● **Your goal**
Every entry must be echoed exactly.

● **Source material**
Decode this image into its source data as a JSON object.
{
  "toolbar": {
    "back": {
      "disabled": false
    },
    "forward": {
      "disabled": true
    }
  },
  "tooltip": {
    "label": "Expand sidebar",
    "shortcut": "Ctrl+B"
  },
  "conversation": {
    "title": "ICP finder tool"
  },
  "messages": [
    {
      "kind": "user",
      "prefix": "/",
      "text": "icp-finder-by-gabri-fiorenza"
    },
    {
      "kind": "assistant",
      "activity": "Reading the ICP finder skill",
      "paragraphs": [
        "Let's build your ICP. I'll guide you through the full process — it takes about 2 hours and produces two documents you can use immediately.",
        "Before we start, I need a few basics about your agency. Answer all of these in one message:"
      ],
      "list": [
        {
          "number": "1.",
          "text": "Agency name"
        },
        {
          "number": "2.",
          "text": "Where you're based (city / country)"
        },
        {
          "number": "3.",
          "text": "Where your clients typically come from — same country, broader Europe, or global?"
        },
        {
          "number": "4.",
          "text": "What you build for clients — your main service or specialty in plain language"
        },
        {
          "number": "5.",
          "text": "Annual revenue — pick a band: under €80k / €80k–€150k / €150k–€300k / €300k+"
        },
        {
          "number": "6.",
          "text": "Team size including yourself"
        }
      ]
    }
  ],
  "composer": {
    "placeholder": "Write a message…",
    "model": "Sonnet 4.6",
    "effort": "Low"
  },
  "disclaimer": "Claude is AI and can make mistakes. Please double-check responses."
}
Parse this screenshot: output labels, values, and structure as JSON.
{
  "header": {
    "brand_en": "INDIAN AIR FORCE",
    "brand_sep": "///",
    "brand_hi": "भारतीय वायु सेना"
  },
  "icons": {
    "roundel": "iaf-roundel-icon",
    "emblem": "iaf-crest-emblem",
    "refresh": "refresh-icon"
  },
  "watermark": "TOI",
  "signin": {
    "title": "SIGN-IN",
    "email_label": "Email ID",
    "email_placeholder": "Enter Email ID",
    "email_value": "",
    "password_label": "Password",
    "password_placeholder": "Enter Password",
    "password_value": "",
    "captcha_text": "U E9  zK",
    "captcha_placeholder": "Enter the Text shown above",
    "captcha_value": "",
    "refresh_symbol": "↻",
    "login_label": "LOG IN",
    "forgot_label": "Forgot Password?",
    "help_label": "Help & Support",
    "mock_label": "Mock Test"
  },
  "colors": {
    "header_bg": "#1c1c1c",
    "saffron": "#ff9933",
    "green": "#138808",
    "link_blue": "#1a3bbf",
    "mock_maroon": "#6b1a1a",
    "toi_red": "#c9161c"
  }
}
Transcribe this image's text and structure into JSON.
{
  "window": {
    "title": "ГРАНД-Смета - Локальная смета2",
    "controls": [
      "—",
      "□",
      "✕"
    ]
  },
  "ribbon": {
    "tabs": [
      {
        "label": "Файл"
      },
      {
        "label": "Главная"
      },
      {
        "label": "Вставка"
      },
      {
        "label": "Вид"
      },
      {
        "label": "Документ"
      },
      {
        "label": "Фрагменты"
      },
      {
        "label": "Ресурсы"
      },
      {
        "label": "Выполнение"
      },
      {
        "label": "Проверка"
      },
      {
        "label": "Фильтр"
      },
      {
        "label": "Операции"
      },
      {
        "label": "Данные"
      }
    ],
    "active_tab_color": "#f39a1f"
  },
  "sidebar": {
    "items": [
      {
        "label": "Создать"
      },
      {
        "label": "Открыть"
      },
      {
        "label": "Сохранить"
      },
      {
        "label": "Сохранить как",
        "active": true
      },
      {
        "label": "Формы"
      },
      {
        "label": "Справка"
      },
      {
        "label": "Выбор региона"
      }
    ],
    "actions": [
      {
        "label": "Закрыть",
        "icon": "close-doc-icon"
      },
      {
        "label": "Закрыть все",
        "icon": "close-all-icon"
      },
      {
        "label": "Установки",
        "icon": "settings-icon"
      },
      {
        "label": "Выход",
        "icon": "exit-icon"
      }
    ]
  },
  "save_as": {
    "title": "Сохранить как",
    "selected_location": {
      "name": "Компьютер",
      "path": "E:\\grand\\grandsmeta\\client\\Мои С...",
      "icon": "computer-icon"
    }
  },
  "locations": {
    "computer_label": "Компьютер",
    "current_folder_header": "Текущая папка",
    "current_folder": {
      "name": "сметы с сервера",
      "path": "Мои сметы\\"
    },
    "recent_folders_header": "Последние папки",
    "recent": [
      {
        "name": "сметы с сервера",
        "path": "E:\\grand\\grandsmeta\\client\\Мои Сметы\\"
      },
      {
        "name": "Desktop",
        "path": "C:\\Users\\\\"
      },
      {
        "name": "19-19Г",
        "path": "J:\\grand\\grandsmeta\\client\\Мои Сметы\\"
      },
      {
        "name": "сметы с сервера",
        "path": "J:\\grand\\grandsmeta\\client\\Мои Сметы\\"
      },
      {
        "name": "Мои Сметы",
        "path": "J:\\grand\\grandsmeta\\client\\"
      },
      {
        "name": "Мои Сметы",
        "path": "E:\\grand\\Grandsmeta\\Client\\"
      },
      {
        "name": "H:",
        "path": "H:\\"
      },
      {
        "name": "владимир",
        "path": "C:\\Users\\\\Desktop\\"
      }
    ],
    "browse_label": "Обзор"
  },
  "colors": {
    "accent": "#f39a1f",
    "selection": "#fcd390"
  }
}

● **Answer space**
Decode this image into its source data as a JSON object.
{
  "toolbar": {
    "back": {
      "disabled": false
    },
    "forward": {
      "disabled": true
    }
  },
  "tooltip": {
    "label": "Expand sidebar",
    "shortcut": "Ctrl+B"
  },
  "conversation": {
    "title": "ICP finder tool"
  },
  "messages": [
    {
      "kind": "user",
      "prefix": "/",
      "text": "icp-finder-by-gabri-fiorenza"
    },
    {
      "kind": "assistant",
      "activity": "Reading the ICP finder skill",
      "paragraphs": [
        "Let's build your ICP. I'll guide you through the full process — it takes about 2 hours and produces two documents you can use immediately.",
        "Before we start, I need a few basics about your agency. Answer all of these in one message:"
      ],
      "list": [
        {
          "number": "1.",
          "text": "Agency name"
        },
        {
          "number": "2.",
          "text": "Where you're based (city / country)"
        },
        {
          "number": "3.",
          "text": "Where your clients typically come from — same country, broader Europe, or global?"
        },
        {
          "number": "4.",
          "text": "What you build for clients — your main service or specialty in plain language"
        },
        {
          "number": "5.",
          "text": "Annual revenue — pick a band: under €80k / €80k–€150k / €150k–€300k / €300k+"
        },
        {
          "number": "6.",
          "text": "Team size including yourself"
        }
      ]
    }
  ],
  "composer": {
    "placeholder": "Write a message…",
    "model": "Sonnet 4.6",
    "effort": "Low"
  },
  "disclaimer": "Claude is AI and can make mistakes. Please double-check responses."
}
Parse this screenshot: output labels, values, and structure as JSON.
{
  "header": {
    "brand_en": "INDIAN AIR FORCE",
    "brand_sep": "///",
    "brand_hi": "भारतीय वायु सेना"
  },
  "icons": {
    "roundel": "iaf-roundel-icon",
    "emblem": "iaf-crest-emblem",
    "refresh": "refresh-icon"
  },
  "watermark": "TOI",
  "signin": {
    "title": "SIGN-IN",
    "email_label": "Email ID",
    "email_placeholder": "Enter Email ID",
    "email_value": "",
    "password_label": "Password",
    "password_placeholder": "Enter Password",
    "password_value": "",
    "captcha_text": "U E9  zK",
    "captcha_placeholder": "Enter the Text shown above",
    "captcha_value": "",
    "refresh_symbol": "↻",
    "login_label": "LOG IN",
    "forgot_label": "Forgot Password?",
    "help_label": "Help & Support",
    "mock_label": "Mock Test"
  },
  "colors": {
    "header_bg": "#1c1c1c",
    "saffron": "#ff9933",
    "green": "#138808",
    "link_blue": "#1a3bbf",
    "mock_maroon": "#6b1a1a",
    "toi_red": "#c9161c"
  }
}
Transcribe this image's text and structure into JSON.
{
  "window": {
    "title": "ГРАНД-Смета - Локальная смета2",
    "controls": [
      "—",
      "□",
      "✕"
    ]
  },
  "ribbon": {
    "tabs": [
      {
        "label": "Файл"
      },
      {
        "label": "Главная"
      },
      {
        "label": "Вставка"
      },
      {
        "label": "Вид"
      },
      {
        "label": "Документ"
      },
      {
        "label": "Фрагменты"
      },
      {
        "label": "Ресурсы"
      },
      {
        "label": "Выполнение"
      },
      {
        "label": "Проверка"
      },
      {
        "label": "Фильтр"
      },
      {
        "label": "Операции"
      },
      {
        "label": "Данные"
      }
    ],
    "active_tab_color": "#f39a1f"
  },
  "sidebar": {
    "items": [
      {
        "label": "Создать"
      },
      {
        "label": "Открыть"
      },
      {
        "label": "Сохранить"
      },
      {
        "label": "Сохранить как",
        "active": true
      },
      {
        "label": "Формы"
      },
      {
        "label": "Справка"
      },
      {
        "label": "Выбор региона"
      }
    ],
    "actions": [
      {
        "label": "Закрыть",
        "icon": "close-doc-icon"
      },
      {
        "label": "Закрыть все",
        "icon": "close-all-icon"
      },
      {
        "label": "Установки",
        "icon": "settings-icon"
      },
      {
        "label": "Выход",
        "icon": "exit-icon"
      }
    ]
  },
  "save_as": {
    "title": "Сохранить как",
    "selected_location": {
      "name": "Компьютер",
      "path": "E:\\grand\\grandsmeta\\client\\Мои С...",
      "icon": "computer-icon"
    }
  },
  "locations": {
    "computer_label": "Компьютер",
    "current_folder_header": "Текущая папка",
    "current_folder": {
      "name": "сметы с сервера",
      "path": "Мои сметы\\"
    },
    "recent_folders_header": "Последние папки",
    "recent": [
      {
        "name": "сметы с сервера",
        "path": "E:\\grand\\grandsmeta\\client\\Мои Сметы\\"
      },
      {
        "name": "Desktop",
        "path": "C:\\Users\\\\"
      },
      {
        "name": "19-19Г",
        "path": "J:\\grand\\grandsmeta\\client\\Мои Сметы\\"
      },
      {
        "name": "сметы с сервера",
        "path": "J:\\grand\\grandsmeta\\client\\Мои Сметы\\"
      },
      {
        "name": "Мои Сметы",
        "path": "J:\\grand\\grandsmeta\\client\\"
      },
      {
        "name": "Мои Сметы",
        "path": "E:\\grand\\Grandsmeta\\Client\\"
      },
      {
        "name": "H:",
        "path": "H:\\"
      },
      {
        "name": "владимир",
        "path": "C:\\Users\\\\Desktop\\"
      }
    ],
    "browse_label": "Обзор"
  },
  "colors": {
    "accent": "#f39a1f",
    "selection": "#fcd390"
  }
}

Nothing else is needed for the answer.